The photo below was taken near the western boundary of the Wupatki Monument. It looks out toward the northeast across the Monument and across the painted desert beyond – there’s not many tall buildings to be seen, is there? I can’t help but imagine what it might have been like living a millennium ago out in this desolation – my family and several others living in one of these pueblos that we had built. We spend our days caring for simple crops which along with those animals we hunt make possible our existence. We have children – maybe we live long enough to have grandchildren. I’m sure that we love and care for family in the same way we know today. I’m sure we would laugh, and tell stories, maybe sing a few songs, maybe we would dream and plan for better days, we would mourn the passing of loved ones and maybe weep just as we do today. Scholars tell us the native cultures believed in a God. Solomon wrote 3,000 years ago in Ecclesiastes 3 that God “set eternity in the human heart”. I don’t know what their religion taught about life after death, but I can’t help but think they would contemplate it just as we do. Would life have been simpler than today – probably – no Android phones or automobile GPS screens to figure out.

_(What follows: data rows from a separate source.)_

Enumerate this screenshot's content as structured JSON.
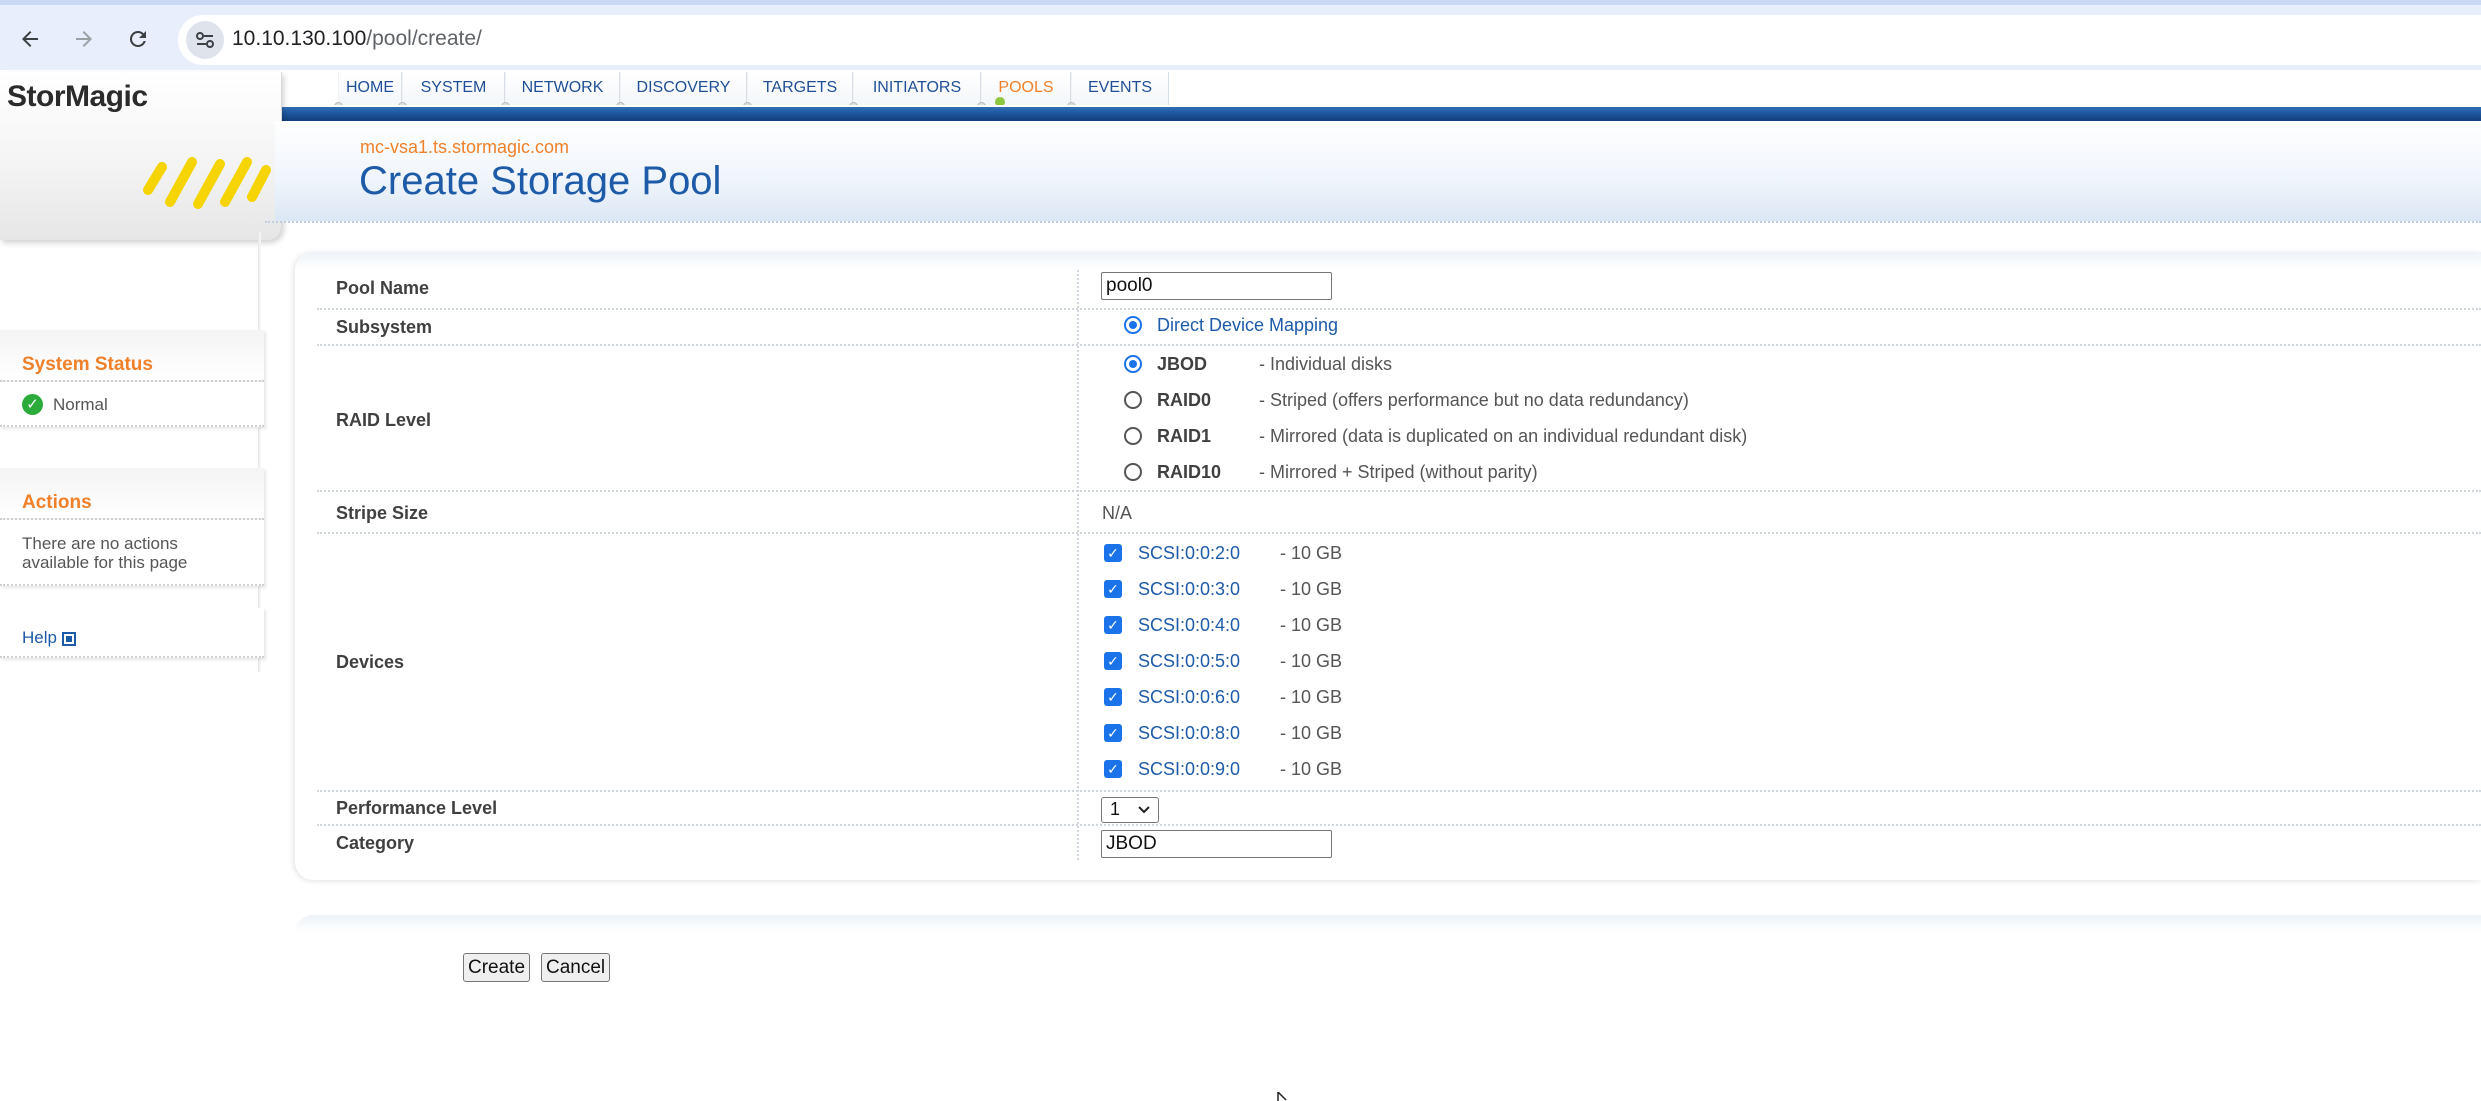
{
  "browser": {
    "url_host": "10.10.130.100",
    "url_path": "/pool/create/"
  },
  "brand": {
    "name": "StorMagic"
  },
  "nav": {
    "tabs": [
      {
        "label": "HOME"
      },
      {
        "label": "SYSTEM"
      },
      {
        "label": "NETWORK"
      },
      {
        "label": "DISCOVERY"
      },
      {
        "label": "TARGETS"
      },
      {
        "label": "INITIATORS"
      },
      {
        "label": "POOLS"
      },
      {
        "label": "EVENTS"
      }
    ],
    "active": "POOLS"
  },
  "header": {
    "host": "mc-vsa1.ts.stormagic.com",
    "title": "Create Storage Pool"
  },
  "sidebar": {
    "status_title": "System Status",
    "status_value": "Normal",
    "actions_title": "Actions",
    "actions_text": "There are no actions available for this page",
    "help_label": "Help"
  },
  "form": {
    "pool_name_label": "Pool Name",
    "pool_name_value": "pool0",
    "subsystem_label": "Subsystem",
    "subsystem_value": "Direct Device Mapping",
    "raid_label": "RAID Level",
    "raid_options": [
      {
        "name": "JBOD",
        "desc": "- Individual disks",
        "checked": true
      },
      {
        "name": "RAID0",
        "desc": "- Striped (offers performance but no data redundancy)",
        "checked": false
      },
      {
        "name": "RAID1",
        "desc": "- Mirrored (data is duplicated on an individual redundant disk)",
        "checked": false
      },
      {
        "name": "RAID10",
        "desc": "- Mirrored + Striped (without parity)",
        "checked": false
      }
    ],
    "stripe_label": "Stripe Size",
    "stripe_value": "N/A",
    "devices_label": "Devices",
    "devices": [
      {
        "id": "SCSI:0:0:2:0",
        "size": "- 10 GB",
        "checked": true
      },
      {
        "id": "SCSI:0:0:3:0",
        "size": "- 10 GB",
        "checked": true
      },
      {
        "id": "SCSI:0:0:4:0",
        "size": "- 10 GB",
        "checked": true
      },
      {
        "id": "SCSI:0:0:5:0",
        "size": "- 10 GB",
        "checked": true
      },
      {
        "id": "SCSI:0:0:6:0",
        "size": "- 10 GB",
        "checked": true
      },
      {
        "id": "SCSI:0:0:8:0",
        "size": "- 10 GB",
        "checked": true
      },
      {
        "id": "SCSI:0:0:9:0",
        "size": "- 10 GB",
        "checked": true
      }
    ],
    "performance_label": "Performance Level",
    "performance_value": "1",
    "category_label": "Category",
    "category_value": "JBOD"
  },
  "buttons": {
    "create": "Create",
    "cancel": "Cancel"
  },
  "colors": {
    "accent_orange": "#f0812a",
    "link_blue": "#1d5aa8",
    "nav_blue": "#1a4f96"
  },
  "icons": [
    "back-arrow-icon",
    "forward-arrow-icon",
    "reload-icon",
    "site-info-icon",
    "check-circle-icon",
    "external-link-icon",
    "chevron-down-icon"
  ]
}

Solomon is often quoted in Ecclesiastes 3,
“There is a time for everything, and a season for every activity under the heavens: a time to be born and a time to die, a time to plant and a time to uproot, …., a time to tear down and a time to build, …., a time to scatter stones and a time to gather them,….”

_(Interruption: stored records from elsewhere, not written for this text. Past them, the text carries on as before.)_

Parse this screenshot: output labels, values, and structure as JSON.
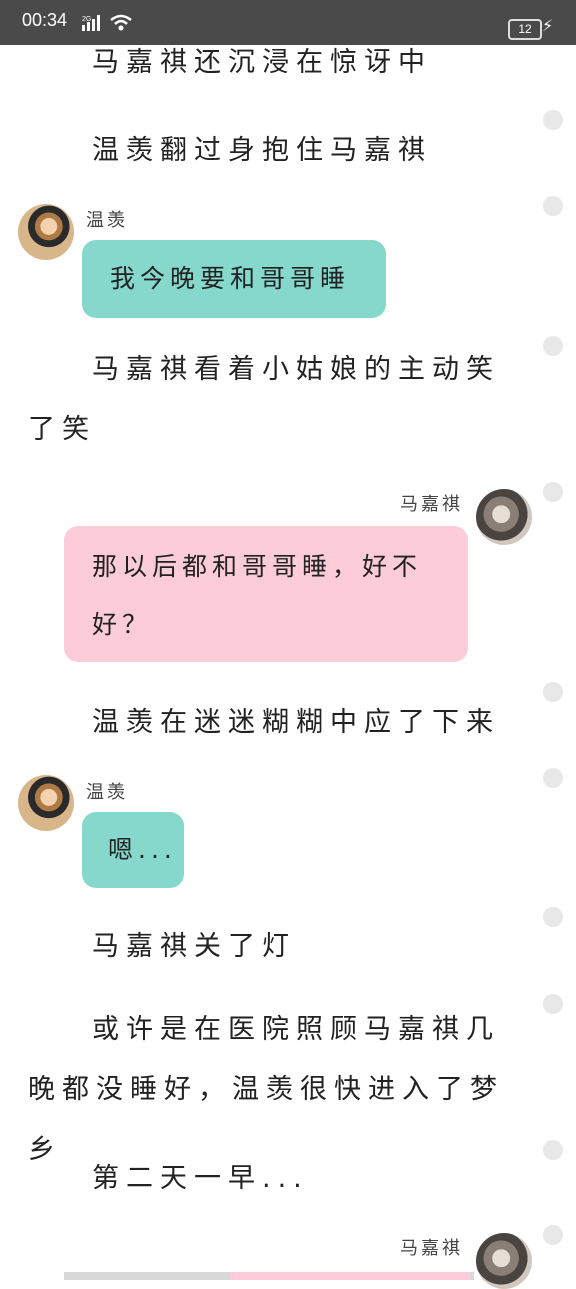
{
  "status_bar": {
    "time": "00:34",
    "network": "2G",
    "battery": "12"
  },
  "story": {
    "narration_1": "马嘉祺还沉浸在惊讶中",
    "narration_2": "温羡翻过身抱住马嘉祺",
    "msg_1": {
      "speaker": "温羡",
      "text": "我今晚要和哥哥睡"
    },
    "narration_3": "马嘉祺看着小姑娘的主动笑了笑",
    "msg_2": {
      "speaker": "马嘉祺",
      "text": "那以后都和哥哥睡，好不好？"
    },
    "narration_4": "温羡在迷迷糊糊中应了下来",
    "msg_3": {
      "speaker": "温羡",
      "text": "嗯..."
    },
    "narration_5": "马嘉祺关了灯",
    "narration_6": "或许是在医院照顾马嘉祺几晚都没睡好，温羡很快进入了梦乡",
    "narration_7": "第二天一早...",
    "msg_4": {
      "speaker": "马嘉祺"
    }
  },
  "colors": {
    "green_bubble": "#86d8cd",
    "pink_bubble": "#fccdd9",
    "status_bar": "#4a4a4a"
  }
}
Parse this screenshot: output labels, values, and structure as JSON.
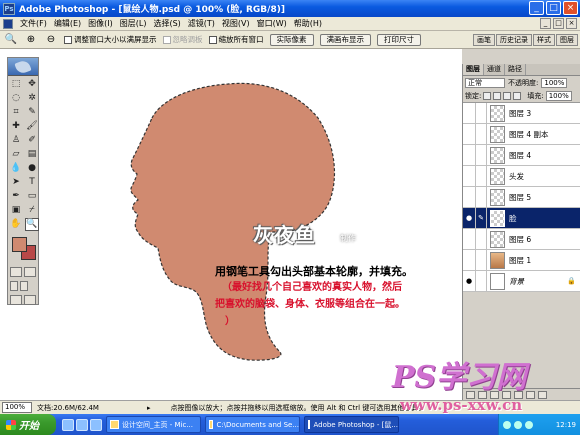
{
  "window": {
    "app_icon": "Ps",
    "title": "Adobe Photoshop - [鼠绘人物.psd @ 100% (脸, RGB/8)]",
    "controls": [
      "_",
      "□",
      "×"
    ]
  },
  "menu": {
    "items": [
      "文件(F)",
      "编辑(E)",
      "图像(I)",
      "图层(L)",
      "选择(S)",
      "滤镜(T)",
      "视图(V)",
      "窗口(W)",
      "帮助(H)"
    ],
    "doc_controls": [
      "_",
      "□",
      "×"
    ]
  },
  "options_bar": {
    "resize_windows_label": "调整窗口大小以满屏显示",
    "ignore_palettes_label": "忽略调板",
    "zoom_all_windows_label": "缩放所有窗口",
    "actual_pixels_label": "实际像素",
    "fit_on_screen_label": "满画布显示",
    "print_size_label": "打印尺寸",
    "wells": [
      "画笔",
      "历史记录",
      "样式",
      "图层"
    ]
  },
  "canvas": {
    "skin_color": "#d08a70",
    "brand_title": "灰夜鱼",
    "brand_sub": "制作",
    "instruction_line1": "用钢笔工具勾出头部基本轮廓，并填充。",
    "instruction_line2": "（最好找几个自己喜欢的真实人物，然后",
    "instruction_line3": "把喜欢的脑袋、身体、衣服等组合在一起。",
    "instruction_line4": "）"
  },
  "toolbox": {
    "foreground_color": "#d08a70",
    "background_color": "#b84848"
  },
  "layers_panel": {
    "tabs": [
      "图层",
      "通道",
      "路径"
    ],
    "blend_mode": "正常",
    "opacity_label": "不透明度:",
    "opacity_value": "100%",
    "lock_label": "锁定:",
    "fill_label": "填充:",
    "fill_value": "100%",
    "layers": [
      {
        "name": "图层 3",
        "visible": false,
        "active": false
      },
      {
        "name": "图层 4 副本",
        "visible": false,
        "active": false
      },
      {
        "name": "图层 4",
        "visible": false,
        "active": false
      },
      {
        "name": "头发",
        "visible": false,
        "active": false
      },
      {
        "name": "图层 5",
        "visible": false,
        "active": false
      },
      {
        "name": "脸",
        "visible": true,
        "active": true
      },
      {
        "name": "图层 6",
        "visible": false,
        "active": false
      },
      {
        "name": "图层 1",
        "visible": false,
        "active": false
      },
      {
        "name": "背景",
        "visible": true,
        "active": false
      }
    ]
  },
  "watermark": {
    "logo": "PS学习网",
    "url": "www.ps-xxw.cn"
  },
  "status_bar": {
    "zoom": "100%",
    "doc_info": "文档:20.6M/62.4M",
    "hint": "点按图像以放大；点按并拖移以用选框缩放。使用 Alt 和 Ctrl 键可选用其他工具。"
  },
  "taskbar": {
    "start_label": "开始",
    "tasks": [
      "设计空间_主页 - Mic...",
      "C:\\Documents and Se...",
      "Adobe Photoshop - [鼠..."
    ],
    "active_task_index": 2,
    "clock": "12:19"
  }
}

You remember those words that Pete Seeger put to music in the late 50s and that the Byrds made a pop hit out of at about the time I turned 18 years old. Solomon goes on in Ecclesiastes 3 to make a statement about life that we don’t remember so well. He says,
“I know that there is nothing better for people than to be happy and to do good while they live. That each of them may eat and drink, and find satisfaction in all their toil—this is the gift of God…. Whatever is has already been, and what will be has been before; and God will call the past to account.”
Solomon’s description of the nature of life written three millenniums ago remains amazingly relevant today. Though neither Solomon or the Sinaguans had to deal with an Android phone, their life like ours, was centered on finding satisfaction in all their toil. There is still nothing better for us in a modern world than to be a people who find happiness and do good while we live. We do well when we learn that life is a gift from a God who hopes we learn contentment in simple things – a pueblo built by stacking rocks, food and clothing provided by our toil, time at the end of the day to understand and accept our purpose, and time now and again to reflect on the hope of an eternity that He put in our hearts. A thousand years ago the natives a few miles north of what is now Flagstaff found a reason in life to gather and stack stones – within a couple centuries after they began life there natural forces began the process of scattering those same stones. A thousand years from now people may find traces of our existence. If they are wise, they will still be reading Solomon and they will accept the simplicity and contentment of an understanding that life abides in people “finding satisfaction in all their toil” and accepting that, “whatever is has already been, and what will be has been before”.